Who Knows, Who Cares- Local Natives
if someone’s happy doing their strange weird thing and they’re not hurting anybody then that’s really awesome and you should just let them be and maybe even be glad for them
so many people are scared shitless to show anybody what makes them happy or excited because there are so many people eager to point and laugh
If you think abortions ok, remember what Horton says.
Awkward. Dr. Seuss and his wife were really liberal and pro-choice. They’ve even threatened to sue pro-life organizations for using this quote the wrong way (the way you’re doing it actually). I guess you didn’t already know that Horton Hears a Who is about the American occupation of Japan post-WWII. He even dedicated it to his dear Japanese friend.
Mrs. Geisel (Mrs. Seuss) continued donating to Planned Parenthood and advocating for reproductive health and rights after her husband died.
“And I told the boys that I wanted to go home. Cause I knew you were awake. I said I wanted to just go home and talk to you cause I just knew that Lindsay would still be up. I just knew.”
And that’s when I cry? Cause I was still up because apart of me knew that she was going to come home and need someone to talk with. I just knew and waited. And the fact that she knew too just made me realize that the five of us really are a family now.
It’s a nice feeling to walk my drunken roommate to her room after venting to her about boys and feelings and yeah-I-know-I’ll-learn-a-lesson-from-this-but-it-still-fucking-hurts-right-now nights and it’s nice to exchange love you’s and it’s nice to have made this little bond while we’re the only two in the apartment for the week and it’s nice to know that the five of us have turned Grimmauld Place into this home of pure love and comfort and chaos and I swear to you, these four girls mean more to me than anything in the world.
I just have a lot of feelings, okay?
Seriously, these four have collectively taught me what friendship is in ways I never could have understood it before meeting them. And I know this is our last year in school together (I’ve been living with Lindsay since day ONE, WHAT?!) but I know there is no way any of us are going to let this go. We’re going to walk across that stage next year and right into a life together. Our friendship is just that epic. I may not know what the future holds, but I know I’d charge the bloody gates of hell for my girls,and I’m so, so blessed to have found a home in their hearts.
Hello Queen of Genovia
I’ll reblog it every time I see in my dash. EVERY. TIME.
honestly, if you like comic books, you like fanfiction. that’s what comic books are, essentially.
I mean really.
Also does anyone have any idea how much geek mythology/bible fanfiction there is out there?
AND THE WIZARD OF OZ. DONT EVEN GET ME STARTED.
I wasn’t a part of this initial conversation, I just agree with everything Mav says.
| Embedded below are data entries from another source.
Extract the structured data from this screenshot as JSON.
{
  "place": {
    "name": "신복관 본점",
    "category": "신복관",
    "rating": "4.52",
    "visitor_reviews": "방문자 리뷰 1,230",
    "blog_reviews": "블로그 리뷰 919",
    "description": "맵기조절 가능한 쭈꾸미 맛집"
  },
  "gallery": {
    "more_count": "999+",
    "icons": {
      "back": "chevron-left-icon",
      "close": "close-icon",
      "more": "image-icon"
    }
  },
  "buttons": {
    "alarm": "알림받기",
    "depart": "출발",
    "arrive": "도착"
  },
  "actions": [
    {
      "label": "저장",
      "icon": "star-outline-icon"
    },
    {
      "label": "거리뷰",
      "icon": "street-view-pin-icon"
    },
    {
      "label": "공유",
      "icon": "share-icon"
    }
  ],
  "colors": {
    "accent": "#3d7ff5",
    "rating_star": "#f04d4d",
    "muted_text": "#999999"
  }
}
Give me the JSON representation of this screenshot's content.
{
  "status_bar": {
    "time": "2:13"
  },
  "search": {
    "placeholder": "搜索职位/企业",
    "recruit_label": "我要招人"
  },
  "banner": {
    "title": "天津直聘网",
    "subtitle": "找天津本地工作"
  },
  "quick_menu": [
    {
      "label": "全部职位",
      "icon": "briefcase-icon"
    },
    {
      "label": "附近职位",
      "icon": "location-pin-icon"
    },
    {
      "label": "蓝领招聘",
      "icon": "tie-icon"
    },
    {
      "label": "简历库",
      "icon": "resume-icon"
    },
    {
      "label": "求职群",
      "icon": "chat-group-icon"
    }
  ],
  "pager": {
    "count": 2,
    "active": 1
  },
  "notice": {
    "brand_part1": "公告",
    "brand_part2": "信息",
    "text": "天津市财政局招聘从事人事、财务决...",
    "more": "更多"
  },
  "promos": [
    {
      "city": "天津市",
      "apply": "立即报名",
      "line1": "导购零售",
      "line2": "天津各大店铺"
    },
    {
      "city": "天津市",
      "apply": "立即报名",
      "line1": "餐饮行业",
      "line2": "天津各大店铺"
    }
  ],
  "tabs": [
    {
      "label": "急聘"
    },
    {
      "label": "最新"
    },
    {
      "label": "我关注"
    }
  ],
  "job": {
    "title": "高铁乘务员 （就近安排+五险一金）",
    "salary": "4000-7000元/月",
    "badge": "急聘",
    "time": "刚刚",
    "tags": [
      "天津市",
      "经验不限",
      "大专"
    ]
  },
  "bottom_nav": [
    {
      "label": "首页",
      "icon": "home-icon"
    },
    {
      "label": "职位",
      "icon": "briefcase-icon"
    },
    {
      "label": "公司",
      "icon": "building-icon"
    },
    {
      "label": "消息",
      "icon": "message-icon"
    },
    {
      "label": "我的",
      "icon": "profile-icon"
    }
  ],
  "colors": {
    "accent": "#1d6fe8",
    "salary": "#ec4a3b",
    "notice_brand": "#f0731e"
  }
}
Sometimes you want to write, but you have no plot ideas. Perhaps your fingers are itchy to write, you want to meet a submissions deadline, a character is bugging you to tell their story, or a single image, phrase, or scene is sitting heavy in your head. But you still can’t find the whole story.
So what can you do?
- Start with characters: find their names, their backstories, their relationships. Create detailed descriptions, draw them, build their family trees. Get them interracting, put them into a room together, or bump them into each other in the street. Read their diaries, their love letters, their bank statements. Get to know them inside out. This is one place where you may find your story.
- Start with a world: create your map, name the towns, lakes, forests, and mountains. Work out the trade routes, position the markets, the ports, and the industry. Find the history, predict the future. Draw out the borders, bring war, re-draw the borders. Get down to street level and see who lives there. Walk the streets yourself. This is one place where you may find your story.
- Start with a room: stand in the middle of a room and open your eyes. What does the room look like? What’s in it? How many doors and windows are there? What is the room used for? Who uses it? What has happened here, and what is going to happen here? This is one place where you may find your story.
- Start with an object: pick something up into your hand. What is it? What is it used for? Who owns it, and who owned it before them? What is it worth, either monetarily or sentimentally? Has it been lost, found, stolen, given away? Why is this object important? This is one place where you may find your story.